My name is Jason Schlachet, and I am a homosexual.
Today, October 11th, is National Coming Out Day. It is a globally recognized day to bring awareness to gay, lesbian, bisexual, and transgendered (LGBT) issues.
I decided to write and do the following after reading about Asher Brown, a 13 year old kid from Texas. He was bullied at school not only for his size and clothes, but also for his sexuality. His parents went to the school to complain about the harassment, but the school officials denied they were confronted about the ongoing bullying. After suffering from years of pain, Asher came out to his parents one morning and that afternoon, took his own life with a gun.
Stories like this have been becoming more visible lately, and it makes me so sad that kids like Asher would end their life before they had the chance to see that life does get better over time. Normal childhood bullying is one thing, but to be harassed over something as personal and natural as this and seemingly inconsequential to others is a damned shame. LGBT youth have it especially rough, sometimes feeling like they are completely alone in this struggle or worse, rejected and betrayed by their own friends and family. These kids are up to four times more likely to attempt suicide than their heterosexual peers. Sadly, many schools can’t even provide a supportive enough environment, a place where their own students can feel safe.
“You feel so helpless, and day in and day out you’re being called something, and they’re telling you the same message: ‘Your life is worthless.’ And you start to believe it.” — Joey Kemmerling, who came out in eighth grade, in an interview on CNN.
I was one of the lucky ones. I grew up with an understanding and accepting family. When I came to terms with my own sexuality, I became withdrawn and very private about my life, even at home. As many kids do, I took it upon myself to learn what it meant to be gay, and made a few friends who were going through something similar. I remember one frightening phone call from a friend who was on the brink of suicide and told me how he wanted to kill himself. I was lucky in the fact that I didn’t suffer from harassment or bullying because of my sexuality. I was able to deal with things own my own time and largely in private, and I eventually came out to my family and friends. I opened my life back up to those close to me, which put an end to hiding who I was, who my friends where, and who I was dating. Life only got better after that. Given the time and place, had I been overtly gay in school things might have been different for me.

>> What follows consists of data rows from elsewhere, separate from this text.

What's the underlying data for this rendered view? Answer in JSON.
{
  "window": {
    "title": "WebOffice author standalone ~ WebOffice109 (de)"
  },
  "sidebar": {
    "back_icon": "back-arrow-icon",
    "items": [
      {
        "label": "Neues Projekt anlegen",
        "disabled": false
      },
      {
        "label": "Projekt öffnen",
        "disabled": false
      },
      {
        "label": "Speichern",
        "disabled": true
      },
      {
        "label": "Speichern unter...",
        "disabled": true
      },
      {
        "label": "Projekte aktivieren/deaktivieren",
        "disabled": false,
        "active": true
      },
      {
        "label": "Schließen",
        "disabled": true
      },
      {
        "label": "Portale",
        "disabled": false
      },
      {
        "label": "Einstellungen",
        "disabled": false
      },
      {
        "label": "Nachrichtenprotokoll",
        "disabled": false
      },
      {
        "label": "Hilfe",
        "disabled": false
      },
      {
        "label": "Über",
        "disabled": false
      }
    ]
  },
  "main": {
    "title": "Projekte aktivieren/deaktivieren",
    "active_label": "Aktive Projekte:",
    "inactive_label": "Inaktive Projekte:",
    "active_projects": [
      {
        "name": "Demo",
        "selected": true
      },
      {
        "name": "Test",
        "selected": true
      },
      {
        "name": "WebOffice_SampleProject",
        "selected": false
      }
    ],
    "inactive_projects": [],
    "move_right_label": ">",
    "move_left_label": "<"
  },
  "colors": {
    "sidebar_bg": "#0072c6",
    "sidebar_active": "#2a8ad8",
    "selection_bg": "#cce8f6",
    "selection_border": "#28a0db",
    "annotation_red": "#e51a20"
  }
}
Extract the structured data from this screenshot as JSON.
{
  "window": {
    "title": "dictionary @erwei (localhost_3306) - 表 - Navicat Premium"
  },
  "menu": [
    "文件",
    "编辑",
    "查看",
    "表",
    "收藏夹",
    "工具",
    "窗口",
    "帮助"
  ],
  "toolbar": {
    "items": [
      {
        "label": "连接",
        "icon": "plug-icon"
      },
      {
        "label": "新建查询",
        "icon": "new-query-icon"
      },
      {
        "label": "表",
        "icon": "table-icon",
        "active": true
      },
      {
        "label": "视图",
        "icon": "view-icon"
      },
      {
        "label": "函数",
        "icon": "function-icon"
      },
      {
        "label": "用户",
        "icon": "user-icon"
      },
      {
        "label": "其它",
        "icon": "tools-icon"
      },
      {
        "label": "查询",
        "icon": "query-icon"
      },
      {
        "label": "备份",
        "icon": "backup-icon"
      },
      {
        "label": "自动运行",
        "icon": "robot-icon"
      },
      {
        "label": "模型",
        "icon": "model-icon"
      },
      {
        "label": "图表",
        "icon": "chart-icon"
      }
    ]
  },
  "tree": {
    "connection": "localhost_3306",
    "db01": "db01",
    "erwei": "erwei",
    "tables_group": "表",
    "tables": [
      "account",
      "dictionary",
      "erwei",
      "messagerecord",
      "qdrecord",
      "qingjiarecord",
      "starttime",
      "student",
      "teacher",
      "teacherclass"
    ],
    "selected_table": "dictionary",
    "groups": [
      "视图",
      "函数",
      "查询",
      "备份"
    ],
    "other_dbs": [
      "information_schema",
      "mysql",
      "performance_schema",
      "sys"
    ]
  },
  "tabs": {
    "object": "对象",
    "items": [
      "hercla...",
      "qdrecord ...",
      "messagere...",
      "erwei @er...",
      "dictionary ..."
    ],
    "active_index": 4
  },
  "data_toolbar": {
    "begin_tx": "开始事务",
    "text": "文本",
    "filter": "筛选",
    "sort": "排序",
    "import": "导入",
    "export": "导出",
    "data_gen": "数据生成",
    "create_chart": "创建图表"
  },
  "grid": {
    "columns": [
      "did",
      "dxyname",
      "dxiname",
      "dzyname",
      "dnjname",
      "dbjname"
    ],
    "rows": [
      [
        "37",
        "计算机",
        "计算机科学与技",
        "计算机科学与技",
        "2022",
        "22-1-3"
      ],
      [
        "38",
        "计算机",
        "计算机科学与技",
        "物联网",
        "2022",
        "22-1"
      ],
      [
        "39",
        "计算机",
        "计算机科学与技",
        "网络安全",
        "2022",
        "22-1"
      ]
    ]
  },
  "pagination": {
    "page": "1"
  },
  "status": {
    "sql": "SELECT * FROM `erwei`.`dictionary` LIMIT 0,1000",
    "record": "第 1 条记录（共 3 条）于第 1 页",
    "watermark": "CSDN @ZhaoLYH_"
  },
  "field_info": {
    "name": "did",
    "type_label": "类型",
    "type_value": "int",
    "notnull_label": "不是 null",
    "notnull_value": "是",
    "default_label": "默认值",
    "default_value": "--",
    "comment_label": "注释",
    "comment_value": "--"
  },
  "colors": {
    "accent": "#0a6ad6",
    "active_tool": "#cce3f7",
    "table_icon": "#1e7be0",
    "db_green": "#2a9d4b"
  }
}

It’s getting over this hump when kids are the most vulnerable and when it’s most important to have visible role models and support. I feel that National Coming Out Day is important because it gives hope that you can rise above this adversity despite your sexuality. These kids are not alone in their struggles. Many have gone through the same struggles and have made it through. It’s important for them to understand that life will get better, and that what they’re going through now is perfectly normal and not something to be ashamed of or embarrassed by. If they are being ridiculed or harassed, they need to find constructive help and allies to help them through the rough times.
So, today I am coming out via this blog post, to show that a nerdy introverted kid from Plainfield, Indiana can come to terms with being gay and continue on to become a happy, fulfilled, productive member of society. If I could pass my own circumstances and resources to other kids in Plainfield, or anywhere else, I would in a heartbeat. If nothing else, I want to be part of an open and accepting society that shows there is nothing wrong with being gay. Now as an adult, I can say with authority that there are far worse things to be than a homosexual.
In light of all the sad stories about gay kids lately, I feel inspired to make a significant mark of my own on this Coming Out Day. To this end, today I have become a Circle of Hope member of the Trevor Project.
The Trevor Project is a non-profit organization created by writer James Lecesne, director Peggy Rajski, and producer Randy Stone. They created an Academy Award winning short film named Trevor, a story about a gay teen who after being rejected by his friends because of his sexuality, attempts to take his own life. As their film was about to debut on HBO, they realized there was no national lifeline for the young viewers the film would reach. Thus they formed The Trevor Project, the first national 24/7 suicide prevention hot-line for LGBT youth. The Trevor Project has since been supported financially by the likes of Daniel Radcliffe, Sacha Baron Cohen, Anne Hathaway, Neil Patrick Harris, and many others.
Organizations like this can sometimes be the only reason kids choose life over death, so they need our help and support. The Trevor Lifeline can be reached at any time at 866-4-U-TREVOR (866-488-7386).
You can learn more about their organization at their website, TheTrevorProject.org.
As is everybody else who is taking this day as an opportunity to come out of the closet, I hope that our world takes a small step towards acceptance of everybody regardless of their sexuality. Being gay is just one facet of one’s life and I want everybody to understand that people who are gay are also many more things. They are still your sons and daughters, your brother and sisters, your cousins, your classmates, your neighbors, your coworkers, and your friends.